I’ve written a great deal here about the ongoing dispute between the Getty Museum and officials in Italy over this ancient Greek statue.
In the wake of a pair of regional court rulings in 2010 and 2012 in Pesaro, Italy there seemed a chance that Italy would secure a trans-Atlantic forfeiture of the athlete (which I considered in an article).
But now those Italian court orders have been ruled in violation of the European convention on human rights because the cases were not heard in open court. This should not come as a great surprise, as the Italian court of cassation remanded the case to an Italian constitutional court in 2014, and a favorable result seemed remote. And Italy is now left with an embarrassing and incomplete forfeiture effort, which was only ever going to be the first step of a legal strategy which would be given high marks for degree of difficulty. So this “Fano Athelete” as the Italians describe him will likely not be taking a trip to Italy any time soon.
At present the bronze is a part of the “Power and Pathos” exhibition currently on display at the National Gallery in Washington.

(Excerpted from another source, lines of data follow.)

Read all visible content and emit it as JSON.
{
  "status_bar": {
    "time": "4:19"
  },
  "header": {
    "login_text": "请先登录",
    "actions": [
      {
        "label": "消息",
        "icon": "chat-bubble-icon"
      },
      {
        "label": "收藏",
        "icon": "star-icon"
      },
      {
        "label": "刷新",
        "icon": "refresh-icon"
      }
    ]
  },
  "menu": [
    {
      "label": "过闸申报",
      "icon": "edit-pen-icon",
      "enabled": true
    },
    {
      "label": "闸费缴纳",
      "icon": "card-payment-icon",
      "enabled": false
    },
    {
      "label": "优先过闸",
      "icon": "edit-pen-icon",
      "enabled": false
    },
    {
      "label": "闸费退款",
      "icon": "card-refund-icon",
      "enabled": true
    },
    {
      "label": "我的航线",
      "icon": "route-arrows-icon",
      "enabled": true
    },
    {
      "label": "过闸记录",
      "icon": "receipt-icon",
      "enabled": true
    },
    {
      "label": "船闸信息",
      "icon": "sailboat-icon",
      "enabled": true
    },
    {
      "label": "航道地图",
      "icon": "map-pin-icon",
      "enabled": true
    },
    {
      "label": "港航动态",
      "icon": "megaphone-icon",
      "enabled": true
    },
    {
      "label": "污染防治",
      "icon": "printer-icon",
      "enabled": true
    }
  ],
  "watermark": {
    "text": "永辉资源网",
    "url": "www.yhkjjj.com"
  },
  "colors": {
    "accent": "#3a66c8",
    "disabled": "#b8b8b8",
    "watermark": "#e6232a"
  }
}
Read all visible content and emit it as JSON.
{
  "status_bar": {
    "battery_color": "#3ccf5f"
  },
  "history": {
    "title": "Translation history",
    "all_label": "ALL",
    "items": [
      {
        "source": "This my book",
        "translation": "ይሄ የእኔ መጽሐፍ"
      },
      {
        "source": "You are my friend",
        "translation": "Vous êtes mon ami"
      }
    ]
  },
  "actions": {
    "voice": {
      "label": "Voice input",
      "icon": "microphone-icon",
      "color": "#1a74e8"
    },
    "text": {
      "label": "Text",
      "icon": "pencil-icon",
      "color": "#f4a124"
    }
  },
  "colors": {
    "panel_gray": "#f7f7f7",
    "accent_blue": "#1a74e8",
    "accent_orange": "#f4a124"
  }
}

In 2008 a massive federal investigation unfolded in a coordinated series of searches that produced dramatic images of federal agents standing outside prominent Southern California Museums. As Jason Felch points out:
The investigation sent shockwaves through the art world, suggesting that even amid an international scandal over the Getty Museum’s role in looting, other local museums had continued to do business with the black market. Some critics later called the raids over-zealous, noting that despite that the massive investigation, the government had failed to win jail time in the long-delayed criminal trials that followed.
The museums which were targets of the search included the Los Angles County Museum of Art, Pasadena’s Pacific Asia Museum, the Bowers Museum, and the Mingei Museum in San Diego. One of the antiquities dealers responsible for facilitating moving material from Southeast Asia to the United States was Jonathan Markell. This week he was sentenced to 18 months in prison. An extremely rare occurrence. Markell and his wife Cari were both sentenced this week. They were ordered to return hundreds of objects seized from their gallery, and were ordered to pay the shipping costs and tax penalties. So at long last a successful prosecution in these raids, which at the time in 2008 seemed destined to produce a number of prosecutions and fundamental changes.
Rick St. Hilaire this week heaped praise on the prosecutors and investigators:
In the annals of cultural property law, prosecutions targeting transnational antiquities trafficking networks are rare. Even more rare are felony convictions. Scarcer too are prison sentences. . . . So what happened this week to a pair of California gallery owners tied in with the “Museum Raids” cases is a momentous achievement, an example of careful and intelligent case development by the U.S. Attorney’s Office for the Central District of California, resulting in felony convictions for antiquities traffickers rather than a “seize and send” photo-op that cultural property watchers are accustomed to witnessing.
Whatever you think of the antiquities trade will probably dictate whether you agree with St. Hilaire or not. But this is one of the exceedingly rare prosecutions of an actor in a transnational antiquities network.
Scott Reyburn aptly summarizes the range of possibilities with respect to the controversial work of art known as “La Bella Principessa” in his report for the New York Times:
By various accounts, then, it would seem that “La Bella Principessa” is either a real Leonardo worth tens of millions; a 19th-century Italian Renaissance style drawing worth tens of thousands; or a modern fake worth hardly anything at all.
The Sunday Times has published a report that claims Shaun Greenhalgh, a prolific art forger who has fooled the Art Institute Chicago, the British Museum, and countless others may be the creator of this work. He claims he created the work in the 1970s, depicting a “bossy” supermarket clerk named Alison.
Doubts should now increase as to whether this is an authentic Leonardo da Vinci. It was purchased by a Canadian, Peter Silverman, who has been trying to demonstrate the authenticity of the work. It seems the work was made on vellum, but may have been done on the wrong side. The art critic Waldemar Januszczak, part of a consortium publishing a limited run of Greenhalgh’s memoirs, writes in the Sunday Times that Greenhalgh “bought an old land deed that had been written on vellum, and finding the ‘good’ side to be too ink stained to use turned it over and drew on the rough side instead, as Leonardo would never have done”.
For now Silverman will keep the work of art at the Geneva freeport. In an attempt to burnish the reputation of the work, he claims he will offer 10,000 pounds to Greenhalgh if he could reproduce the work on vellum, and criticized Januszczak as “shameless”.
Ben Taub reported for the New Yorker on the real market value of the antiquities which are being looted and sold from ISIS-controlled territory. It seems the estimates are very, very inflated. Not a surprise given what we know about estimates of looting.
Taub reports on the event organized at the Metropolitan Museum of Art earlier this Fall: